Weave the first row of beads by threading the beads with the needle the full length of the dog collar, pushing them up against the stopper bead. Pick up the first second-row bead with the needle, and thread the needle through the last bead of the first row from the left side of the bead. The second-row bead will fall next to the last first-row bead when you pull the thread all the way through the needle. Pass the needle through the second-row bead one more time from right to left to hold it in place.
Continue the second row by picking up the next bead with your needle, and pass the needle through the next first-row stitch from its left side and out the right side. Pull the thread until the second-row bead sits next to the first-row bead, then pass the needle through the second-row bead from right to left, pulling it tight. Keep tension on the thread to hold all the beads in place.
Turn the collar horizontally when you reach the end of the second row, so you can continue weaving from right to left. Follow Step 5 to complete the third and fourth row of beads. Leave a 6-inch tail at the end of the fourth row. Remove the stopper bead from the finished collar.
Attach one side of the side-release buckle to one side of the collar by threading the long tail left by the stopper bead through the opening of the buckle, then through the next bead of the beginning row and back through the buckle. Continue threading into the third bead of the beginning row and through the buckle again, then back through the fourth-row bead. Thread through the buckle and beginning row of the collar two more times to reinforce the buckle's attachment to the collar. Repeat this procedure on the thread remaining at the end of the fourth row of beads. Follow this step for the other end of the dog collar to attach the other side of the buckle. Weave the D-ring to the bottom of the buckle edge as you attach it to the collar. Thread the first-row tail and fourth-row tail to the center of the beginning row, and tie the ends together. Trim the excess thread.
Items You Will Need
- Tape measure
- Beading thread, 6 pound
- Seed beads, 8/0, 40 grams
- Beading needle, No. 12
- Side release buckle, 1/2-inch
- Steel D ring, 1/2-inch
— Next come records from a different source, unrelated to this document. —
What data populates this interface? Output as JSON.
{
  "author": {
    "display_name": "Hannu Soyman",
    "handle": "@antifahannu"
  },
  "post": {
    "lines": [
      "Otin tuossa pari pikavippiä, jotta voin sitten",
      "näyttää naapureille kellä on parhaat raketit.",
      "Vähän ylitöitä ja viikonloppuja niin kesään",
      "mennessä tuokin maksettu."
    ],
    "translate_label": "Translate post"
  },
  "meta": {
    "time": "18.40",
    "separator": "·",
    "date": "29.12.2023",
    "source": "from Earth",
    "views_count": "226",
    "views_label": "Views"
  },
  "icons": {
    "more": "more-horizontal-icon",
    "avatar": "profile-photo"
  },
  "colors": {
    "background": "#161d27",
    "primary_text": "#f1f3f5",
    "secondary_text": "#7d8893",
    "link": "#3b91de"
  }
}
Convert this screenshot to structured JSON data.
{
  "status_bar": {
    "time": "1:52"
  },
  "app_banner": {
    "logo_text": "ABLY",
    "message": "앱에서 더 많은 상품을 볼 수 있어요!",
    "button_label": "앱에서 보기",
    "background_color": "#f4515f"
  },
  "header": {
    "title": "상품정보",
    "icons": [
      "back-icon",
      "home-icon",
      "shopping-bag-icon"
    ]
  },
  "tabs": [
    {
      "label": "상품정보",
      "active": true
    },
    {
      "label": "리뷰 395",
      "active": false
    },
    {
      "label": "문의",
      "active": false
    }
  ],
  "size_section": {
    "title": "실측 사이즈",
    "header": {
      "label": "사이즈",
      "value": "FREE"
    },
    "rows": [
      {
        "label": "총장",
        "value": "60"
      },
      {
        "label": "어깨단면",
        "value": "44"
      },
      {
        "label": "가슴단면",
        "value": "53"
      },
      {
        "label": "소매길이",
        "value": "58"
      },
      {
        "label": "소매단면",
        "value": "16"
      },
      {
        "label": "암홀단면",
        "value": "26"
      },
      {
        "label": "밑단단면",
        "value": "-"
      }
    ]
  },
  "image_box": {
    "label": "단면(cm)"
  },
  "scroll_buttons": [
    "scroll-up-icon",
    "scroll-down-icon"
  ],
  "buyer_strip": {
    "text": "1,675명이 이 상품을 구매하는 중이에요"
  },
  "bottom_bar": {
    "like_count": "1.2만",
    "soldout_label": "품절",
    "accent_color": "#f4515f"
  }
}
- Use graph paper to design a personalized dog collar by coloring in the squares where you want to place the beads. Using different colored beads, follow the design as you weave the beads for the collar. You can design your dog’s name, geometric patterns, or even a picture. Southwestern patterns are popular for beaded collars.
- Do not use bead collars for walking or training your dog, especially if he tends to pull. These collars are for ornamental purposes and are not as strong as a traditional nylon or leather collar. Pulling can cause the weaving thread to break.
- Use the D-ring only for the dog’s name tag. The D-ring is not strong enough for leash walking or tying up your dog.
- beads image by Alison Bowden from Fotolia.com